I imagine few emulsion makers will consider using cadmium given its extreme toxicity for minimal reward. I actually have a bottle of it, but I think I'll finally get around to disposing of it when the local sanitation company has its next HazMat collection day.

None the less, the discussion is interesting from a historic perspective. I dug through Glafkides (Photographic Chemistry, Vol 1, 1957) this morning.
"Cadmium is a retarder of physical ripening. Its action with chloride emulsions results in an increase in contrast. The addition of cadmium salts is made before precipitation." p.318.

Gladkides then goes on to spell out a number of chloride emulsions with increasing levels of cadmium. An "Extra hard unwashed chlorobromide emulsion" has 80 g NaCl, 20 g KBr, and 40 g of cadmium chloride for 200 g of silver nitrate. (It also has sulfuric acid, egg albumen, and "color sensitizer".) It's the kind of recipe that gets geeky hearts all in a twitter.
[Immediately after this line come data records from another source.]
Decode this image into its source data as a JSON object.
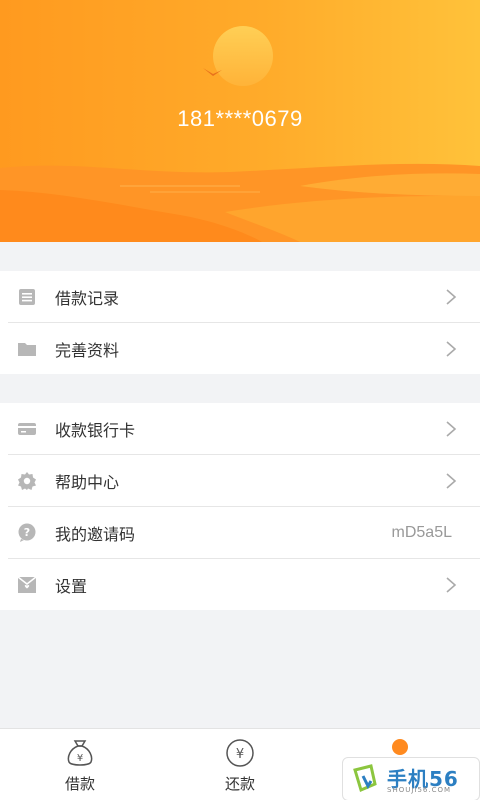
{
  "header": {
    "phone": "181****0679"
  },
  "menu_group1": [
    {
      "label": "借款记录",
      "icon": "list-icon"
    },
    {
      "label": "完善资料",
      "icon": "folder-icon"
    }
  ],
  "menu_group2": [
    {
      "label": "收款银行卡",
      "icon": "card-icon"
    },
    {
      "label": "帮助中心",
      "icon": "gear-icon"
    },
    {
      "label": "我的邀请码",
      "icon": "question-icon",
      "value": "mD5a5L"
    },
    {
      "label": "设置",
      "icon": "settings-box-icon"
    }
  ],
  "tabbar": {
    "tab1": "借款",
    "tab2": "还款"
  },
  "watermark": {
    "text": "手机56",
    "sub": "SHOUJI56.COM"
  },
  "colors": {
    "accent": "#ff9a1f",
    "icon_gray": "#b7b7b7"
  }
}
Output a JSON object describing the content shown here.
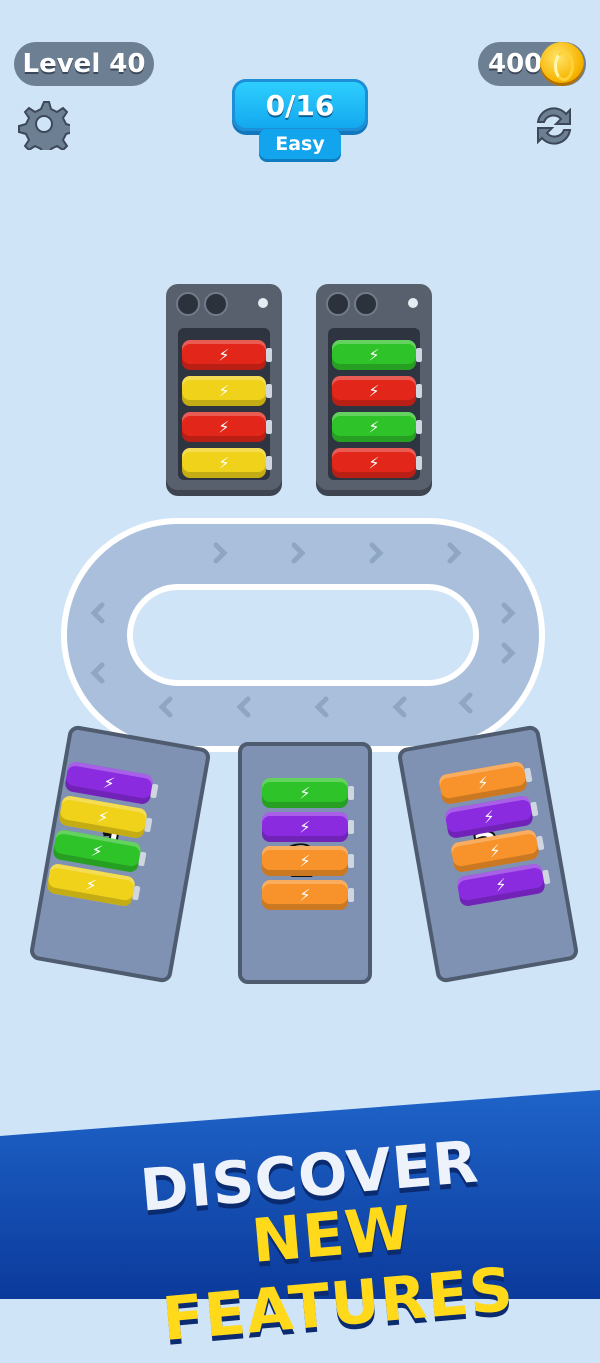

But, I think, best to leave that one safely on the page -- not running loose in the home darkroom.